Tammy was first. Although Chuck offered to teach her how to drive, I quickly vetoed this idea. Why teach her things and then have to unteach her all his gems of wisdom because they didn’t exactly go along with the code of safe driving. I knew my nerves could not make it through the learning process so it was agreed that we would enroll her in the Drivers Ed. program.

Tammy went through the course with no hitches and passed her test. Two years later when she was heading off to university, we had no worries about buying her a second-hand car. We were pretty confident about her driving skills.

Meanwhile, Steven’s turn was fast approaching and he was determined he would be prepared. The Driver’s Handbook which was picked up far in advance of this momentous occasion was studied extensively. I too benefited from this wealth of knowledge, well sort of. I had always thought I was a fairly competent driver but according to the Driver’s “Bible”, I was not. Seated in the front passenger seat, Steven became a talking Driver’s Instructor, a regular little podcaster.

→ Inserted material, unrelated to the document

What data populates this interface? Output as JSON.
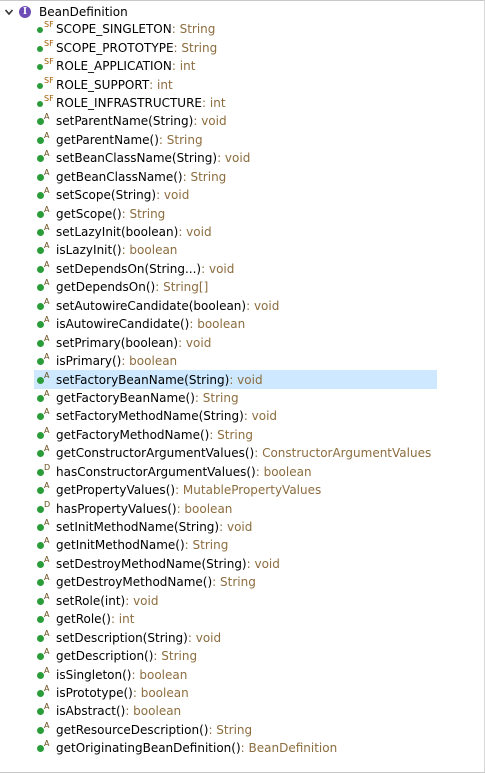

“You didn’t signal soon enough, Mum. You’re too close to that car. There should be x number of feet between you and the next vehicle. You stopped too far back from the corner, etc. etc. etc.” Good Lord, he was driving Miss Lynda crazy.

Before I knew it or wanted it, that little piece of paper was tucked into his wallet and he was a certified driver. It was amazing the amount of ‘driving’ errands Steven volunteered to do for me. But now the tables were turned. I was the passenger, and not a very relaxed one either.

The floor boards became pretty much worn down as my foot would hit the imaginary brake whenever I felt it was necessary for Steven to slow down. Instructions such as, “Now there is a stop sign ahead so stooooooooop.” were constantly uttered along with my favourite piece of advice, “Think of all the other drivers on the road as idiots. Be constantly on the alert for mistakes they might make.”

When it was time for Steven to get his first car, he informed us that he did not want an old lady’s car like Tammy’s. He wanted a sporty babe-mobile. A compromise was reached. Since he had been squirreling away his money since the age of 13 for a car, he was easily able to pay the difference between his idea of the appropriate type of transportation and ours.

So, good luck Tam and Steve and everyone else who is entering this exciting parenting phase for the first time. You are no longer in the driver’s seat. Be strong and remember, there is light at the end of the tunnel. Before you know it, the kids will be in college or university and you will not be so stressed. You will worry less only because you will have absolutely no idea what they are up to.